I am reading Alex Ross’s excellent book “The Rest is Noise” (subtitle: Listening to the Twentieth Century). The book is mostly about contemporary music, but Ross gives the discussion a historical framework to give it contextual significance. The early chapters deal with the period around the end of the nineteenth and beginning of the twentieth centuries, and that is where I encountered the phrase that is the title of this essay.
It is French, of course, and the literal meaning is “end of the century.” But fin de siècle has taken on a special significance in the world of arts and culture, referring specifically to that tumultuous period. The French and Bolshevik revolutions destroyed the old monarchies and feudal structures, industrialization was gaining momentum. The common man was flexing his muscles and his independence, demanding his share of the power and wealth in the world.
The world of the arts could not escape being influenced by all of this, and the composers of that era sought to emulate the politics of the time, throwing off the “chains” that bound them to the old Classical-Romantic era. The formal structures and harmonies of Mozart, Beethoven and Brahms were passé. A new paradigm was needed, and composers like Gustav Mahler, Arnold Schoenberg, Igor Stravinsky and Richard Strauss showed the way.
Schoenberg was the leader of what became known as the “Second Viennese School,” the first having been that of the aforementioned Mozart, Beethoven and Brahms, among many others. Two of his students, Alban Berg and Anton Webern, who became famous in their own right, were his most ardent and effective supporters. They led the rebellion against what they viewed as the stultified and rigid structures of tonality and formality in classical music. In the beginning, they only sought to loosen the bonds, but eventually, as Anton Webern put it, “The time was simply ripe for the disappearance of tonality.”

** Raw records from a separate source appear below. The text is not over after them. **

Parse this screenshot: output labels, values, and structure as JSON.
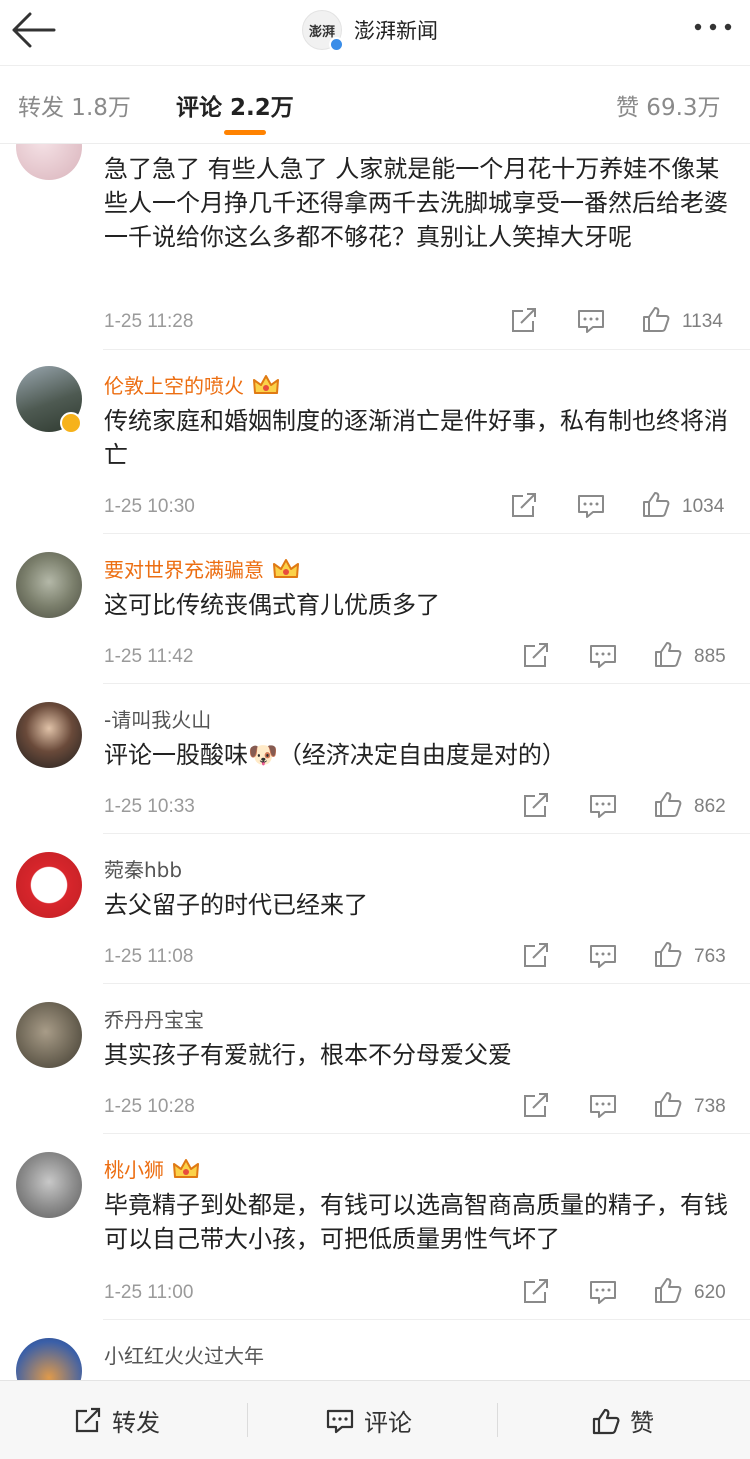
{
  "header": {
    "account_name": "澎湃新闻",
    "logo_text": "澎湃"
  },
  "tabs": [
    {
      "label": "转发 1.8万"
    },
    {
      "label": "评论 2.2万"
    },
    {
      "label": "赞 69.3万"
    }
  ],
  "comments": [
    {
      "username": "",
      "text": "急了急了 有些人急了 人家就是能一个月花十万养娃不像某些人一个月挣几千还得拿两千去洗脚城享受一番然后给老婆一千说给你这么多都不够花？真别让人笑掉大牙呢",
      "time": "1-25 11:28",
      "likes": "1134"
    },
    {
      "username": "伦敦上空的喷火",
      "text": "传统家庭和婚姻制度的逐渐消亡是件好事，私有制也终将消亡",
      "time": "1-25 10:30",
      "likes": "1034"
    },
    {
      "username": "要对世界充满骗意",
      "text": "这可比传统丧偶式育儿优质多了",
      "time": "1-25 11:42",
      "likes": "885"
    },
    {
      "username": "-请叫我火山",
      "text": "评论一股酸味🐶（经济决定自由度是对的）",
      "time": "1-25 10:33",
      "likes": "862"
    },
    {
      "username": "菀秦hbb",
      "text": "去父留子的时代已经来了",
      "time": "1-25 11:08",
      "likes": "763"
    },
    {
      "username": "乔丹丹宝宝",
      "text": "其实孩子有爱就行，根本不分母爱父爱",
      "time": "1-25 10:28",
      "likes": "738"
    },
    {
      "username": "桃小狮",
      "text": "毕竟精子到处都是，有钱可以选高智商高质量的精子，有钱可以自己带大小孩，可把低质量男性气坏了",
      "time": "1-25 11:00",
      "likes": "620"
    },
    {
      "username": "小红红火火过大年",
      "text": "",
      "time": "",
      "likes": ""
    }
  ],
  "bottom_bar": {
    "repost_label": "转发",
    "comment_label": "评论",
    "like_label": "赞"
  },
  "colors": {
    "accent": "#ff8200",
    "vip_name": "#ec6e12"
  }
}
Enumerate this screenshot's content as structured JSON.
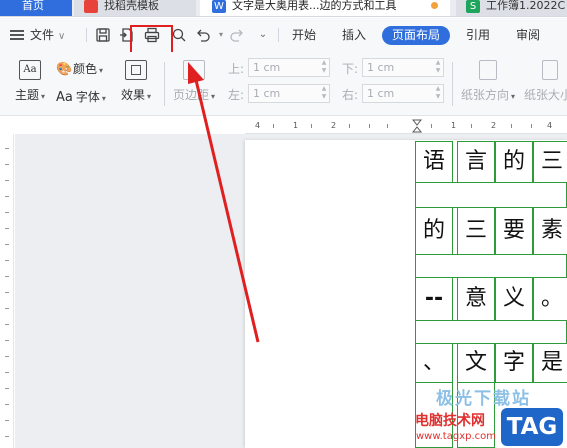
{
  "tabs": [
    {
      "label": "首页"
    },
    {
      "label": "找稻壳模板"
    },
    {
      "label": "文字是大奥用表...边的方式和工具"
    },
    {
      "label": "工作簿1.2022C"
    }
  ],
  "menu": {
    "file_label": "文件"
  },
  "ribbon_tabs": [
    {
      "label": "开始"
    },
    {
      "label": "插入"
    },
    {
      "label": "页面布局"
    },
    {
      "label": "引用"
    },
    {
      "label": "审阅"
    }
  ],
  "tools": {
    "theme_label": "主题",
    "color_label": "颜色",
    "font_label": "字体",
    "effect_label": "效果",
    "margin_btn_label": "页边距",
    "orientation_label": "纸张方向",
    "size_label": "纸张大小",
    "theme_box_text": "Aa",
    "font_prefix": "Aa"
  },
  "margins": {
    "top_label": "上:",
    "top_value": "1 cm",
    "bottom_label": "下:",
    "bottom_value": "1 cm",
    "left_label": "左:",
    "left_value": "1 cm",
    "right_label": "右:",
    "right_value": "1 cm"
  },
  "ruler": {
    "labels": [
      "4",
      "1",
      "2",
      "1",
      "2",
      "4"
    ]
  },
  "document": {
    "rows": [
      [
        "语",
        "言",
        "的",
        "三"
      ],
      [
        "的",
        "三",
        "要",
        "素"
      ],
      [
        "--",
        "意",
        "义",
        "。"
      ],
      [
        "、",
        "文",
        "字",
        "是"
      ]
    ]
  },
  "watermark": {
    "top_text": "极光下载站",
    "site_name": "电脑技术网",
    "url": "www.tagxp.com",
    "badge": "TAG"
  }
}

A small group of these people transformed the whole musical scene, and they did it in just a few years. Similar things were happening in other cultural milieus…painting, sculpture, literature and poetry. It was truly an astonishing time.
Most humans…certainly more than half…live long enough to experience an end-of-century transition. Most of the people who read this experienced the one that occurred thirteen years ago. That was indeed a momentous one, not just the end of a century, but the end of a millennium. What earthshaking changes happened during our fin de siècle?
Politically…the dissolution of the Soviet Union and the ascendancy of the United States to the pinnacle, the only “superpower.” And then, only 21 months later, the most horrendous terrorist attack the world has ever seen. Cataclysmic events, to be sure, but what about the arts, culture, literature?
Nothing much to report, sadly. Our generation is obsessed with religion, politics, the environment, wars and terrorism. We don’t seem to have much time for the arts.